Task goal — Could you write out every record below exactly, leaving out any pictures?

Web page and app entries —
==*==

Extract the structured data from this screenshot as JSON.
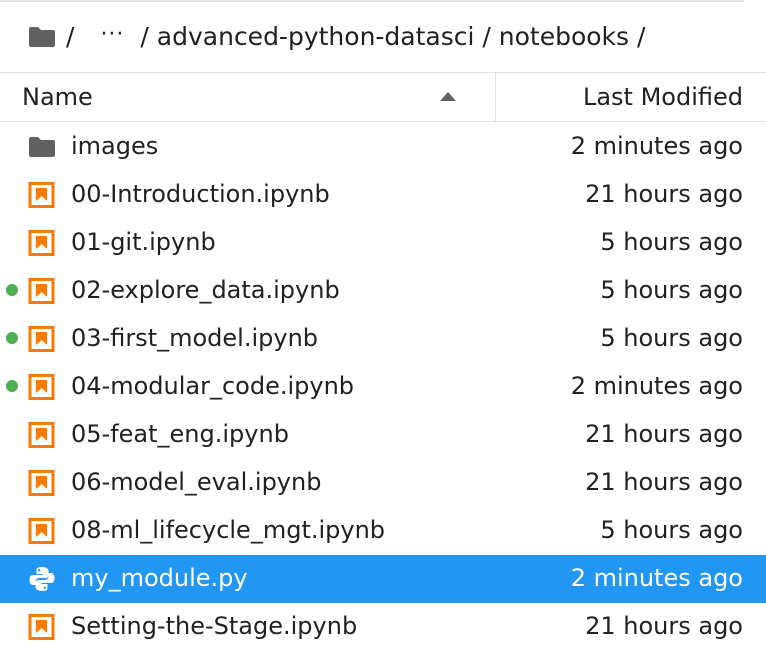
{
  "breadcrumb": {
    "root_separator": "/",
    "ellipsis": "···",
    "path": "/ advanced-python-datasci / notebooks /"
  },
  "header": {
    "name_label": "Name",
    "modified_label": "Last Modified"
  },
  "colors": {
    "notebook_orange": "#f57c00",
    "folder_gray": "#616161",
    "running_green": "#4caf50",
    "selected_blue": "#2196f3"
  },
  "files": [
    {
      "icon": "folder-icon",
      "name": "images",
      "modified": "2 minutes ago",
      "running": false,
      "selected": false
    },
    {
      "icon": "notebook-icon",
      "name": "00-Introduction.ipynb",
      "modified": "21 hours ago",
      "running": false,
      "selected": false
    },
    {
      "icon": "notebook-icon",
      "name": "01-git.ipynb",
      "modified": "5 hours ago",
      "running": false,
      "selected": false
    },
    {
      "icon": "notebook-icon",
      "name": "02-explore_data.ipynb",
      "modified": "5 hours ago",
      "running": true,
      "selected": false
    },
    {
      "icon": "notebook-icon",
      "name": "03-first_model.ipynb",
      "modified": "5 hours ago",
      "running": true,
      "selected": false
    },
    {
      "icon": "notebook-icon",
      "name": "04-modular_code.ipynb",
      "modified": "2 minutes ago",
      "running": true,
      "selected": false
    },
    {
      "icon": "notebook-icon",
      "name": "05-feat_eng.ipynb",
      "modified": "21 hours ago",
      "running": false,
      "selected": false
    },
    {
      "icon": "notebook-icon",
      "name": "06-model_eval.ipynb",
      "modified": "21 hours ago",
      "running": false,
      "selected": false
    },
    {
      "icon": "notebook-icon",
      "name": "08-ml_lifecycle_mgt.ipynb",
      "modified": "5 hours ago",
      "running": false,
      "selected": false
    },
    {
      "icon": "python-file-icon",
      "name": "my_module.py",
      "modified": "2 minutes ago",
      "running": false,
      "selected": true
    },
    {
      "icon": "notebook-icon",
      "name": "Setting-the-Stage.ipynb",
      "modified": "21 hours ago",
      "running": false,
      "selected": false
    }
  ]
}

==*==

Response to this task —
Extract the structured data from this screenshot as JSON.
{
  "breadcrumb": {
    "root_separator": "/",
    "ellipsis": "···",
    "path": "/ advanced-python-datasci / notebooks /"
  },
  "header": {
    "name_label": "Name",
    "modified_label": "Last Modified"
  },
  "colors": {
    "notebook_orange": "#f57c00",
    "folder_gray": "#616161",
    "running_green": "#4caf50",
    "selected_blue": "#2196f3"
  },
  "files": [
    {
      "icon": "folder-icon",
      "name": "images",
      "modified": "2 minutes ago",
      "running": false,
      "selected": false
    },
    {
      "icon": "notebook-icon",
      "name": "00-Introduction.ipynb",
      "modified": "21 hours ago",
      "running": false,
      "selected": false
    },
    {
      "icon": "notebook-icon",
      "name": "01-git.ipynb",
      "modified": "5 hours ago",
      "running": false,
      "selected": false
    },
    {
      "icon": "notebook-icon",
      "name": "02-explore_data.ipynb",
      "modified": "5 hours ago",
      "running": true,
      "selected": false
    },
    {
      "icon": "notebook-icon",
      "name": "03-first_model.ipynb",
      "modified": "5 hours ago",
      "running": true,
      "selected": false
    },
    {
      "icon": "notebook-icon",
      "name": "04-modular_code.ipynb",
      "modified": "2 minutes ago",
      "running": true,
      "selected": false
    },
    {
      "icon": "notebook-icon",
      "name": "05-feat_eng.ipynb",
      "modified": "21 hours ago",
      "running": false,
      "selected": false
    },
    {
      "icon": "notebook-icon",
      "name": "06-model_eval.ipynb",
      "modified": "21 hours ago",
      "running": false,
      "selected": false
    },
    {
      "icon": "notebook-icon",
      "name": "08-ml_lifecycle_mgt.ipynb",
      "modified": "5 hours ago",
      "running": false,
      "selected": false
    },
    {
      "icon": "python-file-icon",
      "name": "my_module.py",
      "modified": "2 minutes ago",
      "running": false,
      "selected": true
    },
    {
      "icon": "notebook-icon",
      "name": "Setting-the-Stage.ipynb",
      "modified": "21 hours ago",
      "running": false,
      "selected": false
    }
  ]
}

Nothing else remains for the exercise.